Towns had walls around them with gates (opened at dawn and closed at sunset). Taxes were put on goods which came in through the gates. Sentries stood on guard at the top of the gates. Churches were built in the Gothic style, sometimes there was also an abbey. In each town there was usually a High Street which ran from one gate to another. It was paved with stones or wood. Other streets were unpaved and narrow. Most houses in the town were made of wood. A curfew bell rang out at sunset to tell people to put out their fires. Towns were dirty and smelly. An open drain ran down the centre of the street. This resulted in disease being a huge problem for people of the Middle Ages.
Towns were governed by councils with representatives being rich merchants and master craftsmen. These councils made rules for trade and business and taxes and held courts for punishing criminals. They also had to keep the town walls in order. The head of the council was the major. Many townspeople were given the freedom to rule themselves by the king or the local lord. A written document called a charter set out the rights of the townspeople and the rules for governing.
Open air markets were held once a week at the Market Cross. Peasants came to sell their goods. They had to pay a toll to set up their stall. Once a year there was a fair held outside the walls on the green. Merchants from other countries came to the fair.
Many of the people living in the towns were craftsmen who belonged to a guild which set exams for that craft and looked after wages. To become a member of a guild you had to firstly, become an apprentice, then a journeyman, then a master. KNOW WHAT IS INVOLVED IN EACH STAGE.
In the Middle Ages most people were Christian with their leader as the pope. In each country the bishops were the leaders of the Church and they ruled over a diocese. They started to build cathedrals and monasteries or abbeys.
Churches were built in two styles.
Thick walls. Flying buttresses.
Round arches. Pointed arches.
Small windows. Large windows with stained glass.
Dark inside. Thin columns inside.
Spires and towers.
Monasteries were set up by the Benedictines. The monks had to follow the rule of St. Benedict. When a boy joined the monks he was called a novice. The abbot was the head of the monastery. They had to promise vows of poverty, chastity and obedience.

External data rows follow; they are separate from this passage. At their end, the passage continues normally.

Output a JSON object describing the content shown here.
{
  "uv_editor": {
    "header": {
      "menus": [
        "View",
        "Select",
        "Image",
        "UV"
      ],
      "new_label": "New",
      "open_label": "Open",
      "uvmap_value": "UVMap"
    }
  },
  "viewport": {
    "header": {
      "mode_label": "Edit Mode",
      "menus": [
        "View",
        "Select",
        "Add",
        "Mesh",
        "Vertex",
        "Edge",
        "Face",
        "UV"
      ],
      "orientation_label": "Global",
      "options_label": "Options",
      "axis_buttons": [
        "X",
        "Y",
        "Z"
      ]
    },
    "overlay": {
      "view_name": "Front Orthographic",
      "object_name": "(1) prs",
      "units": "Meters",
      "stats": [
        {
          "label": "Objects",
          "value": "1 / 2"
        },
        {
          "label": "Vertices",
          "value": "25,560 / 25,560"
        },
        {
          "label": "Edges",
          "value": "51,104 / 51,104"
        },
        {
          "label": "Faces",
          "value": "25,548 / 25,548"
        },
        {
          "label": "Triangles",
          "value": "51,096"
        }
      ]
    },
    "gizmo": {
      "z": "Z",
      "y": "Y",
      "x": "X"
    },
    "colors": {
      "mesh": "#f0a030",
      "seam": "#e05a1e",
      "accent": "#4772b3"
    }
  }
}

They wore habits and their hair was cut in a tonsure. Their day included prayers at many times. They ate in the
refectory, slept in the dormitory, gave help to beggars in the almonry, read in the library, wrote manuscripts in the scriptorium, decided on business in the Chapter House and walked in the cloister.